— An editorial in the Fort Collins Coloradoan by retired law professor James C. Mitchell lambasted the paper's story by a freelance writer who had a business connection to a speaker series the story described. In noting that the paper sacrificed its objective integrity, Mitchell states that the ethical lapse appeared to be more than an "innocent mistake." He then went on to reference the SPJ Code of Ethics.
— A new Web service called SpinSpotter debuted this week under the premise of flagging bias (both right and left) in media coverage. The program uses a mathematical algorithm to detect hints of bias in online news stories. One of the driving forces behind the algorithm is the SPJ Code of Ethics.

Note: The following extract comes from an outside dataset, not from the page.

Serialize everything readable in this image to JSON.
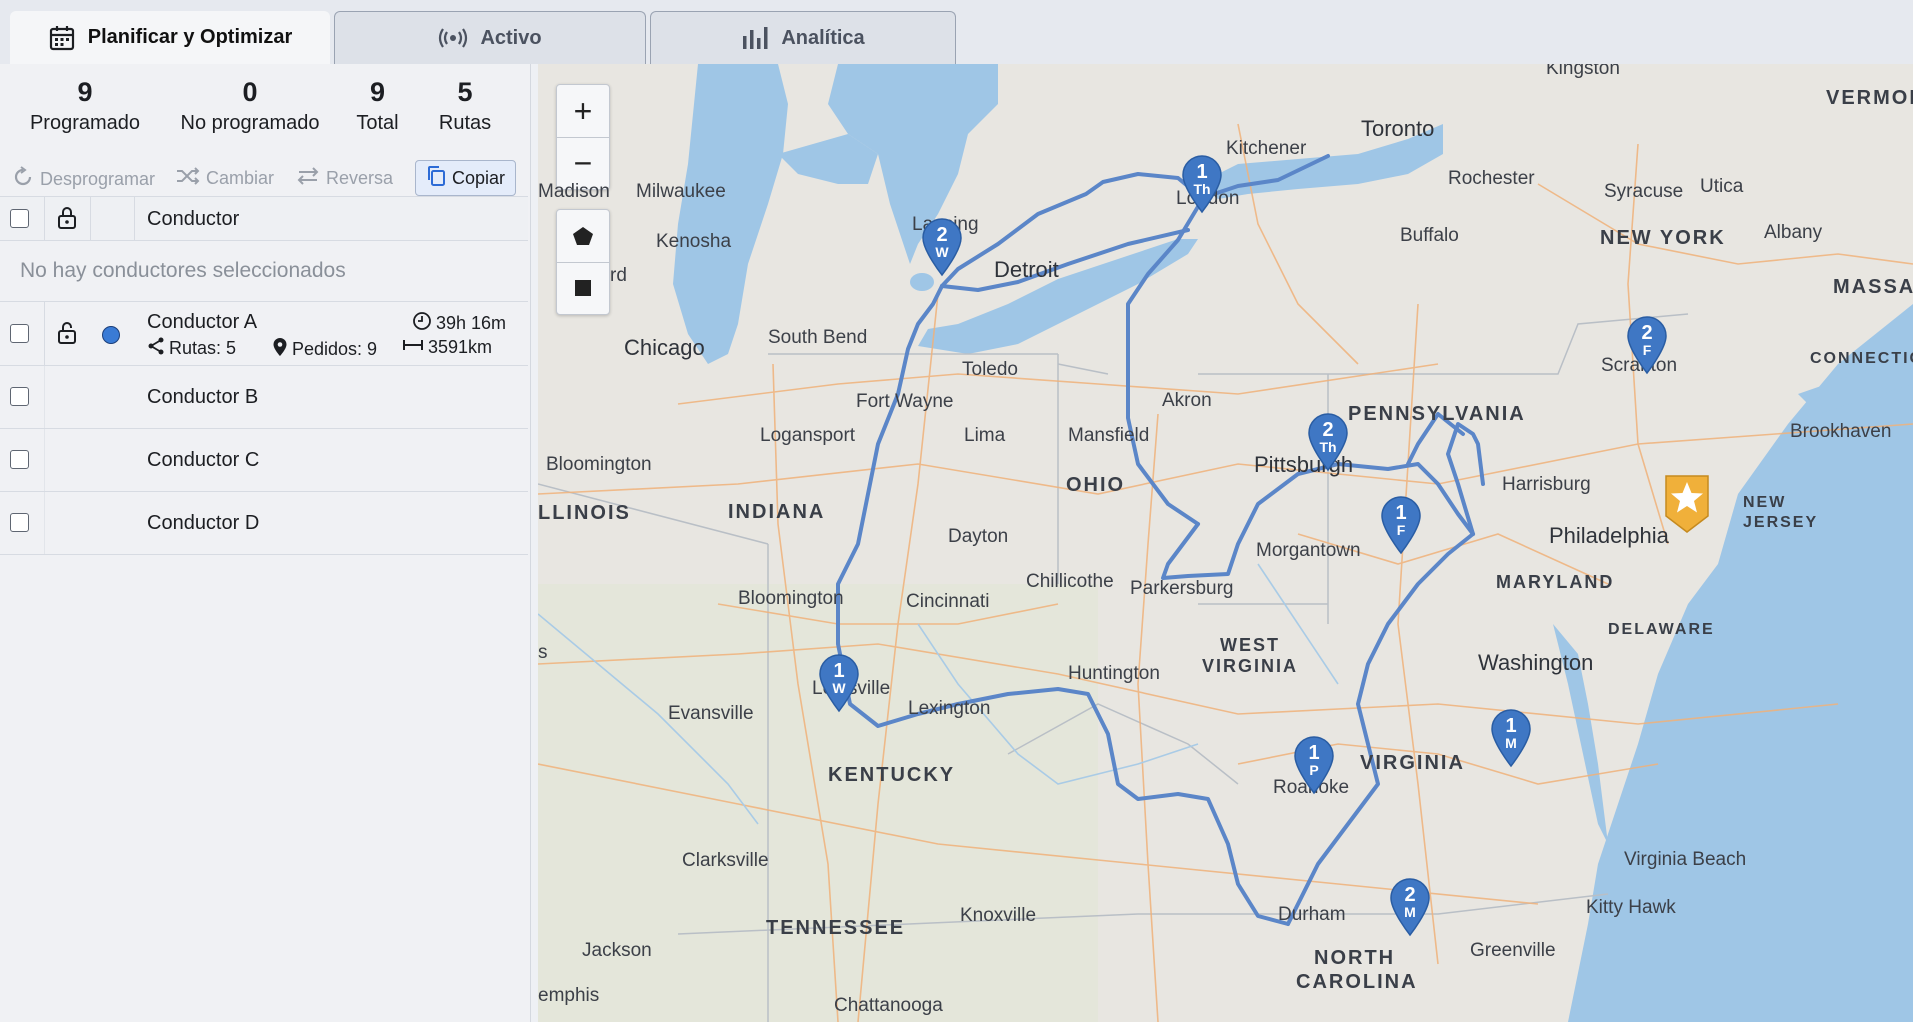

BETTER JOURNALISM, OREGON STYLE. On Oct. 25, the Oregon/SW Washington Pro chapter returns to the University of Oregon in Eugene for the second Building a Better Journalist conference. Stephen Engelberg, managing editor of ProPublica.org, will speak about emerging business models for the news industry. Registration is $20 for SPJ members, $30 for nonmembers and $10 for students with a college ID. Contact Chapter president Wendy Culverwell. And don't forget to visit the chapter's new and improved Web site, featuring RSS feeds from SPJ.
FREE NEWSPAPER? TO AN EXTENT. Most student-produced newspapers on college campuses are free... at least for the first copy. Taking more than one copy — or more correctly, a bunch of copies in an attempt to restrict access to content — is highly frowned upon in student journalism circles. That's especially true at the University of Tampa. A student who took and dumped hundreds of extra copies of The Minaret because she disagreed with the paper's content was recently punished. She was ordered to pay $150 and perform 20 service hours at the paper. And that incident is just one of many chronicled by the Student Press Law Center.
HERE'S SOMETHING FOR FREE: MONEY. SPJ will invest $5,000 to fund local chapter programs during 2008-2009, and your chapter could receive up to $500 for your program or activity. Grant applications are due by Midnight, ET, on Sept. 29, 2008. Any SPJ chapter in good standing is eligible to apply. Eligible chapters must have filed a 2007-2008 annual report with the national office by the deadline. Contact Professional Development Coordinator Heather Porter for more information.